(Data entries)
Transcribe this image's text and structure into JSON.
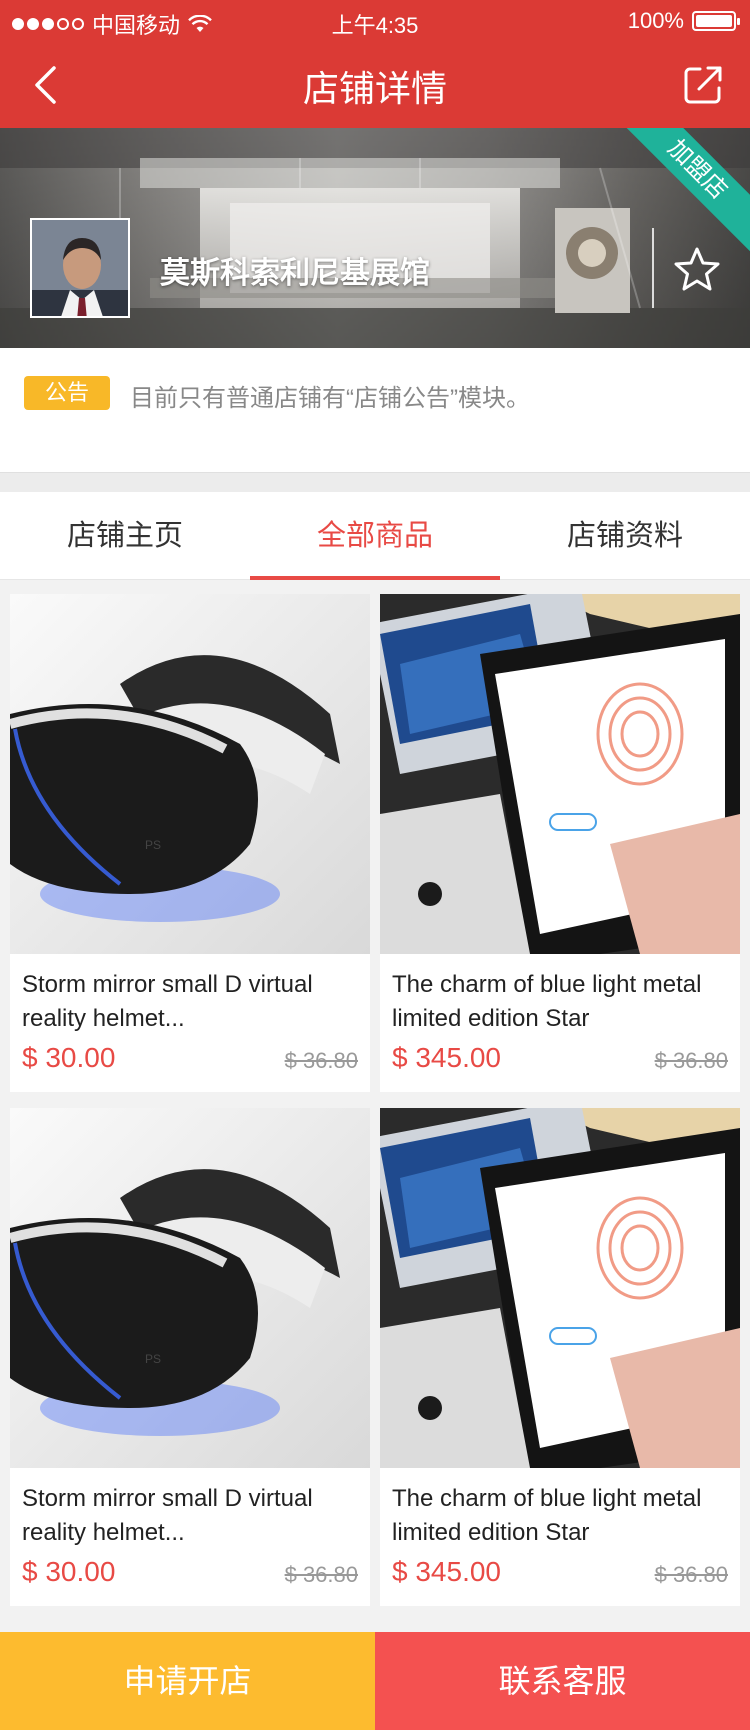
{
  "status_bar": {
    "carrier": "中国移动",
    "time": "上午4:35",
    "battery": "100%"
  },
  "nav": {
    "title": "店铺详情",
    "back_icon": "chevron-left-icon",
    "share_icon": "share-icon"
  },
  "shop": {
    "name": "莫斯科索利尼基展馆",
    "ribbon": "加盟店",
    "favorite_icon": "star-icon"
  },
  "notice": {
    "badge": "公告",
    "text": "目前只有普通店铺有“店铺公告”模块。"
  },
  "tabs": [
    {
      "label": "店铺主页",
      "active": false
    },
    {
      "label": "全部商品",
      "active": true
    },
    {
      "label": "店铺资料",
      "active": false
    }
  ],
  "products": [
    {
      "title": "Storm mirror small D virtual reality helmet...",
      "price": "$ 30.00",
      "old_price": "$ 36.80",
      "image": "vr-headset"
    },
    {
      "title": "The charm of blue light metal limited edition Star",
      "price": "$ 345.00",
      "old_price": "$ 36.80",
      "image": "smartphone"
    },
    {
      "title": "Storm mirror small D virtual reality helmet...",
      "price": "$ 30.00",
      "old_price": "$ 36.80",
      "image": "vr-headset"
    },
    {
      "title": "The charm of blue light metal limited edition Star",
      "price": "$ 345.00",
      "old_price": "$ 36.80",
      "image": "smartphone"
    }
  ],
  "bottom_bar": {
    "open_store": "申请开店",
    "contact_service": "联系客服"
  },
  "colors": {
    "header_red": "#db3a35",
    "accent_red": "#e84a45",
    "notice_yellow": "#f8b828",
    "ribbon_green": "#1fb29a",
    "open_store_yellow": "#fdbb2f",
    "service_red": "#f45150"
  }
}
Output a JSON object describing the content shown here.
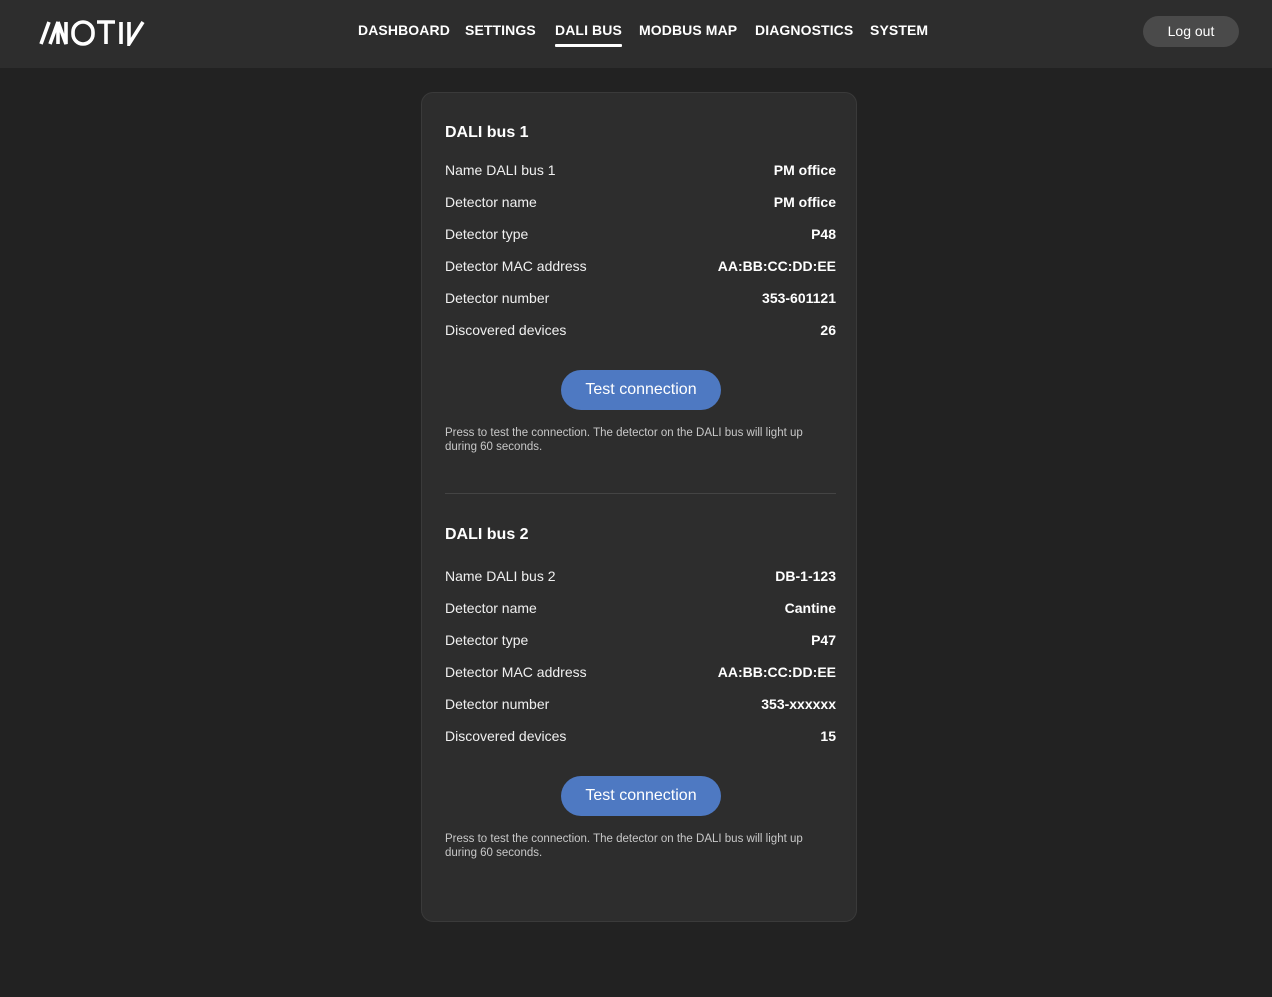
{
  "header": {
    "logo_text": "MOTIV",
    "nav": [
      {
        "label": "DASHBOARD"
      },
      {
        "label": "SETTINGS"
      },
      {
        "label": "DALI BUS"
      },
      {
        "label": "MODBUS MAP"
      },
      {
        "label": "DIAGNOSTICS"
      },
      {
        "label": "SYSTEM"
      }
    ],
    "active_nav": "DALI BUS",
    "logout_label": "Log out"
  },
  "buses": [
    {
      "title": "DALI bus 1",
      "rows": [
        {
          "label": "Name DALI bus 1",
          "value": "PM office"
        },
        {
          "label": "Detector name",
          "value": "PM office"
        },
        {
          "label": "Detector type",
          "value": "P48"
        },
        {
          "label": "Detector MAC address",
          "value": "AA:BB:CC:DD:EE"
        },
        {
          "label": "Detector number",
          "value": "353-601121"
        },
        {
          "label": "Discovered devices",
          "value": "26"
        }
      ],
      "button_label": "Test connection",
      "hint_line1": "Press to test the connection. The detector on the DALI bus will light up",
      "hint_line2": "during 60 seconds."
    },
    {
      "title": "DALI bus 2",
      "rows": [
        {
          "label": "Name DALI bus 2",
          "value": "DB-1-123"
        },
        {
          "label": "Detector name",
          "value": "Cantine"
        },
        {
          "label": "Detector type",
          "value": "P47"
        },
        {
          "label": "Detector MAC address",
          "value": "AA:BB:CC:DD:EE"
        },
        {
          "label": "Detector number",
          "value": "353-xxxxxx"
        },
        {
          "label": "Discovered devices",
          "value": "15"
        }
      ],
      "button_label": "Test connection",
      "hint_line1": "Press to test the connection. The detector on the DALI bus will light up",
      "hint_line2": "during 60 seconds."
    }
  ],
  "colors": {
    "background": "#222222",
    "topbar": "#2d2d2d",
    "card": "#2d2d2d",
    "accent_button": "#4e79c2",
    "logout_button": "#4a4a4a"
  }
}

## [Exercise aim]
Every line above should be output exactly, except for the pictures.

## [Task solution]
Transcribe this image's text and structure into JSON.
{
  "status_bar": {
    "carrier": "中国移动",
    "time": "上午4:35",
    "battery": "100%"
  },
  "nav": {
    "title": "店铺详情",
    "back_icon": "chevron-left-icon",
    "share_icon": "share-icon"
  },
  "shop": {
    "name": "莫斯科索利尼基展馆",
    "ribbon": "加盟店",
    "favorite_icon": "star-icon"
  },
  "notice": {
    "badge": "公告",
    "text": "目前只有普通店铺有“店铺公告”模块。"
  },
  "tabs": [
    {
      "label": "店铺主页",
      "active": false
    },
    {
      "label": "全部商品",
      "active": true
    },
    {
      "label": "店铺资料",
      "active": false
    }
  ],
  "products": [
    {
      "title": "Storm mirror small D virtual reality helmet...",
      "price": "$ 30.00",
      "old_price": "$ 36.80",
      "image": "vr-headset"
    },
    {
      "title": "The charm of blue light metal limited edition Star",
      "price": "$ 345.00",
      "old_price": "$ 36.80",
      "image": "smartphone"
    },
    {
      "title": "Storm mirror small D virtual reality helmet...",
      "price": "$ 30.00",
      "old_price": "$ 36.80",
      "image": "vr-headset"
    },
    {
      "title": "The charm of blue light metal limited edition Star",
      "price": "$ 345.00",
      "old_price": "$ 36.80",
      "image": "smartphone"
    }
  ],
  "bottom_bar": {
    "open_store": "申请开店",
    "contact_service": "联系客服"
  },
  "colors": {
    "header_red": "#db3a35",
    "accent_red": "#e84a45",
    "notice_yellow": "#f8b828",
    "ribbon_green": "#1fb29a",
    "open_store_yellow": "#fdbb2f",
    "service_red": "#f45150"
  }
}
Output a JSON object describing the content shown here.
{
  "header": {
    "logo_text": "MOTIV",
    "nav": [
      {
        "label": "DASHBOARD"
      },
      {
        "label": "SETTINGS"
      },
      {
        "label": "DALI BUS"
      },
      {
        "label": "MODBUS MAP"
      },
      {
        "label": "DIAGNOSTICS"
      },
      {
        "label": "SYSTEM"
      }
    ],
    "active_nav": "DALI BUS",
    "logout_label": "Log out"
  },
  "buses": [
    {
      "title": "DALI bus 1",
      "rows": [
        {
          "label": "Name DALI bus 1",
          "value": "PM office"
        },
        {
          "label": "Detector name",
          "value": "PM office"
        },
        {
          "label": "Detector type",
          "value": "P48"
        },
        {
          "label": "Detector MAC address",
          "value": "AA:BB:CC:DD:EE"
        },
        {
          "label": "Detector number",
          "value": "353-601121"
        },
        {
          "label": "Discovered devices",
          "value": "26"
        }
      ],
      "button_label": "Test connection",
      "hint_line1": "Press to test the connection. The detector on the DALI bus will light up",
      "hint_line2": "during 60 seconds."
    },
    {
      "title": "DALI bus 2",
      "rows": [
        {
          "label": "Name DALI bus 2",
          "value": "DB-1-123"
        },
        {
          "label": "Detector name",
          "value": "Cantine"
        },
        {
          "label": "Detector type",
          "value": "P47"
        },
        {
          "label": "Detector MAC address",
          "value": "AA:BB:CC:DD:EE"
        },
        {
          "label": "Detector number",
          "value": "353-xxxxxx"
        },
        {
          "label": "Discovered devices",
          "value": "15"
        }
      ],
      "button_label": "Test connection",
      "hint_line1": "Press to test the connection. The detector on the DALI bus will light up",
      "hint_line2": "during 60 seconds."
    }
  ],
  "colors": {
    "background": "#222222",
    "topbar": "#2d2d2d",
    "card": "#2d2d2d",
    "accent_button": "#4e79c2",
    "logout_button": "#4a4a4a"
  }
}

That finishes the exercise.